INFORMATION SUPPLIED:
§

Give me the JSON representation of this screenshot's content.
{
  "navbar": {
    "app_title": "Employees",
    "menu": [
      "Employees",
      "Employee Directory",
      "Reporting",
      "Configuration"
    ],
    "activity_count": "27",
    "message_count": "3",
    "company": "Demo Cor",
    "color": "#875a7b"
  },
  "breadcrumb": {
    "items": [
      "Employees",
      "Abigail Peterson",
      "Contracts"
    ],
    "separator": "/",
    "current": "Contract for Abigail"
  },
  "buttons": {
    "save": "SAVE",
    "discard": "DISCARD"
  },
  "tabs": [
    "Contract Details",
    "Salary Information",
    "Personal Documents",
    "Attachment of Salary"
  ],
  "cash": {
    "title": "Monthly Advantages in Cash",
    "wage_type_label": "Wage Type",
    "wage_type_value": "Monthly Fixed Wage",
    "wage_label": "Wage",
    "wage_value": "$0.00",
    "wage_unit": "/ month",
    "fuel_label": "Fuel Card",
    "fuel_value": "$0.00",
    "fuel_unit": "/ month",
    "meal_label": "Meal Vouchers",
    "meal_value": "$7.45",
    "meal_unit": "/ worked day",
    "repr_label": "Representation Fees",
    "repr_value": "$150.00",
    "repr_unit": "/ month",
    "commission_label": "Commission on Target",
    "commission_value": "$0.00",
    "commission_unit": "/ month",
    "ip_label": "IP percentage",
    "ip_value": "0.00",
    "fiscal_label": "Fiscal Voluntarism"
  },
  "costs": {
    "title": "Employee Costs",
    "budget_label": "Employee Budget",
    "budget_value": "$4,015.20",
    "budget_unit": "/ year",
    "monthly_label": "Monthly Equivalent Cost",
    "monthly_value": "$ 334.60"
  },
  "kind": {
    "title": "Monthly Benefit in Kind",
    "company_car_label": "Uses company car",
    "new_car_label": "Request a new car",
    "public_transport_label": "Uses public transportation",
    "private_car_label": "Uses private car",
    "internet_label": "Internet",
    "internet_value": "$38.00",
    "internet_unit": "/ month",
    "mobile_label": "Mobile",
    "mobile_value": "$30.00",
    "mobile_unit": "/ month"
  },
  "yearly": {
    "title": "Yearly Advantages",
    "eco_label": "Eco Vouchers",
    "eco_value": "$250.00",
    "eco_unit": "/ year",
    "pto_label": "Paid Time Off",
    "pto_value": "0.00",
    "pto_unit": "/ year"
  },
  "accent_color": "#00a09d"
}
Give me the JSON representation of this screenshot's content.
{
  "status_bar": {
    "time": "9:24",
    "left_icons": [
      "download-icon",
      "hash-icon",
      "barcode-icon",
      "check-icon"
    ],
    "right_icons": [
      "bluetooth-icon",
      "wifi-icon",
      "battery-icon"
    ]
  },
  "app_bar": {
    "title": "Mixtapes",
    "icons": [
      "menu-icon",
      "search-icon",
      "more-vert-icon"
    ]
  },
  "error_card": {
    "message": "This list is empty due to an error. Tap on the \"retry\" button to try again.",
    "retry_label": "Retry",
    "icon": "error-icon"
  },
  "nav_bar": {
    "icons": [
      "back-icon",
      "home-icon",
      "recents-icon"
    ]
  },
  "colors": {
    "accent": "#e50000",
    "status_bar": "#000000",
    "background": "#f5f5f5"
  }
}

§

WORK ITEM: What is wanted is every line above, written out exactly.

SOLUTION TO THIS TASK:
Give me the JSON representation of this screenshot's content.
{
  "navbar": {
    "app_title": "Employees",
    "menu": [
      "Employees",
      "Employee Directory",
      "Reporting",
      "Configuration"
    ],
    "activity_count": "27",
    "message_count": "3",
    "company": "Demo Cor",
    "color": "#875a7b"
  },
  "breadcrumb": {
    "items": [
      "Employees",
      "Abigail Peterson",
      "Contracts"
    ],
    "separator": "/",
    "current": "Contract for Abigail"
  },
  "buttons": {
    "save": "SAVE",
    "discard": "DISCARD"
  },
  "tabs": [
    "Contract Details",
    "Salary Information",
    "Personal Documents",
    "Attachment of Salary"
  ],
  "cash": {
    "title": "Monthly Advantages in Cash",
    "wage_type_label": "Wage Type",
    "wage_type_value": "Monthly Fixed Wage",
    "wage_label": "Wage",
    "wage_value": "$0.00",
    "wage_unit": "/ month",
    "fuel_label": "Fuel Card",
    "fuel_value": "$0.00",
    "fuel_unit": "/ month",
    "meal_label": "Meal Vouchers",
    "meal_value": "$7.45",
    "meal_unit": "/ worked day",
    "repr_label": "Representation Fees",
    "repr_value": "$150.00",
    "repr_unit": "/ month",
    "commission_label": "Commission on Target",
    "commission_value": "$0.00",
    "commission_unit": "/ month",
    "ip_label": "IP percentage",
    "ip_value": "0.00",
    "fiscal_label": "Fiscal Voluntarism"
  },
  "costs": {
    "title": "Employee Costs",
    "budget_label": "Employee Budget",
    "budget_value": "$4,015.20",
    "budget_unit": "/ year",
    "monthly_label": "Monthly Equivalent Cost",
    "monthly_value": "$ 334.60"
  },
  "kind": {
    "title": "Monthly Benefit in Kind",
    "company_car_label": "Uses company car",
    "new_car_label": "Request a new car",
    "public_transport_label": "Uses public transportation",
    "private_car_label": "Uses private car",
    "internet_label": "Internet",
    "internet_value": "$38.00",
    "internet_unit": "/ month",
    "mobile_label": "Mobile",
    "mobile_value": "$30.00",
    "mobile_unit": "/ month"
  },
  "yearly": {
    "title": "Yearly Advantages",
    "eco_label": "Eco Vouchers",
    "eco_value": "$250.00",
    "eco_unit": "/ year",
    "pto_label": "Paid Time Off",
    "pto_value": "0.00",
    "pto_unit": "/ year"
  },
  "accent_color": "#00a09d"
}
Give me the JSON representation of this screenshot's content.
{
  "status_bar": {
    "time": "9:24",
    "left_icons": [
      "download-icon",
      "hash-icon",
      "barcode-icon",
      "check-icon"
    ],
    "right_icons": [
      "bluetooth-icon",
      "wifi-icon",
      "battery-icon"
    ]
  },
  "app_bar": {
    "title": "Mixtapes",
    "icons": [
      "menu-icon",
      "search-icon",
      "more-vert-icon"
    ]
  },
  "error_card": {
    "message": "This list is empty due to an error. Tap on the \"retry\" button to try again.",
    "retry_label": "Retry",
    "icon": "error-icon"
  },
  "nav_bar": {
    "icons": [
      "back-icon",
      "home-icon",
      "recents-icon"
    ]
  },
  "colors": {
    "accent": "#e50000",
    "status_bar": "#000000",
    "background": "#f5f5f5"
  }
}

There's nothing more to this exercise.